_What to do_
Each entry is to be retyped exactly as it stands.

_Raw data_
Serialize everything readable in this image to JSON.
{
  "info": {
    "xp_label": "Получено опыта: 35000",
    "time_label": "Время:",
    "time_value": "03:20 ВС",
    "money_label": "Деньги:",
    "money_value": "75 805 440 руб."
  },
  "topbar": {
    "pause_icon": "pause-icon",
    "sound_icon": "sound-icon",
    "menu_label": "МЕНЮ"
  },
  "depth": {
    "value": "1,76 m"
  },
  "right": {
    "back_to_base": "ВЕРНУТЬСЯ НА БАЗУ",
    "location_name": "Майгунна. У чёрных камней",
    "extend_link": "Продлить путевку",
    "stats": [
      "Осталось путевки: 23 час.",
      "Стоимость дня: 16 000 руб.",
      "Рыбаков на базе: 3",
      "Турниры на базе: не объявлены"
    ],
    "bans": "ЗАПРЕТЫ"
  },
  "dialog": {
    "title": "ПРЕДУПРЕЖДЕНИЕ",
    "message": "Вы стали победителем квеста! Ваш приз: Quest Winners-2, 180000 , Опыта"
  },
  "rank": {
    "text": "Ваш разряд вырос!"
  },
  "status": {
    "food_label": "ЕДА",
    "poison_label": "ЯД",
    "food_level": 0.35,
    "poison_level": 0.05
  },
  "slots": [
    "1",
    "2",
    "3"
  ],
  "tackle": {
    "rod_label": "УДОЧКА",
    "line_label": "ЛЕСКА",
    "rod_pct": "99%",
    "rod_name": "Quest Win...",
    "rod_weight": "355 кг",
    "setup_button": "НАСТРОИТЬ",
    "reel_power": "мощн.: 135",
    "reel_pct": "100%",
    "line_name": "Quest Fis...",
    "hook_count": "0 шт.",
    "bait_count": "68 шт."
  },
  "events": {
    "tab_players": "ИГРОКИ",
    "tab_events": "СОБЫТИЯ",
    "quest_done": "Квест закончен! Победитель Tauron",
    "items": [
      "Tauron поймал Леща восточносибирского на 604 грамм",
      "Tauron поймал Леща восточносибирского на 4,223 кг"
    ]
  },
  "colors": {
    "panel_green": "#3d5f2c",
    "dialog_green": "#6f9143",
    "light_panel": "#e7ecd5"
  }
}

_Reply to the task_
Serialize everything readable in this image to JSON.
{
  "info": {
    "xp_label": "Получено опыта: 35000",
    "time_label": "Время:",
    "time_value": "03:20 ВС",
    "money_label": "Деньги:",
    "money_value": "75 805 440 руб."
  },
  "topbar": {
    "pause_icon": "pause-icon",
    "sound_icon": "sound-icon",
    "menu_label": "МЕНЮ"
  },
  "depth": {
    "value": "1,76 m"
  },
  "right": {
    "back_to_base": "ВЕРНУТЬСЯ НА БАЗУ",
    "location_name": "Майгунна. У чёрных камней",
    "extend_link": "Продлить путевку",
    "stats": [
      "Осталось путевки: 23 час.",
      "Стоимость дня: 16 000 руб.",
      "Рыбаков на базе: 3",
      "Турниры на базе: не объявлены"
    ],
    "bans": "ЗАПРЕТЫ"
  },
  "dialog": {
    "title": "ПРЕДУПРЕЖДЕНИЕ",
    "message": "Вы стали победителем квеста! Ваш приз: Quest Winners-2, 180000 , Опыта"
  },
  "rank": {
    "text": "Ваш разряд вырос!"
  },
  "status": {
    "food_label": "ЕДА",
    "poison_label": "ЯД",
    "food_level": 0.35,
    "poison_level": 0.05
  },
  "slots": [
    "1",
    "2",
    "3"
  ],
  "tackle": {
    "rod_label": "УДОЧКА",
    "line_label": "ЛЕСКА",
    "rod_pct": "99%",
    "rod_name": "Quest Win...",
    "rod_weight": "355 кг",
    "setup_button": "НАСТРОИТЬ",
    "reel_power": "мощн.: 135",
    "reel_pct": "100%",
    "line_name": "Quest Fis...",
    "hook_count": "0 шт.",
    "bait_count": "68 шт."
  },
  "events": {
    "tab_players": "ИГРОКИ",
    "tab_events": "СОБЫТИЯ",
    "quest_done": "Квест закончен! Победитель Tauron",
    "items": [
      "Tauron поймал Леща восточносибирского на 604 грамм",
      "Tauron поймал Леща восточносибирского на 4,223 кг"
    ]
  },
  "colors": {
    "panel_green": "#3d5f2c",
    "dialog_green": "#6f9143",
    "light_panel": "#e7ecd5"
  }
}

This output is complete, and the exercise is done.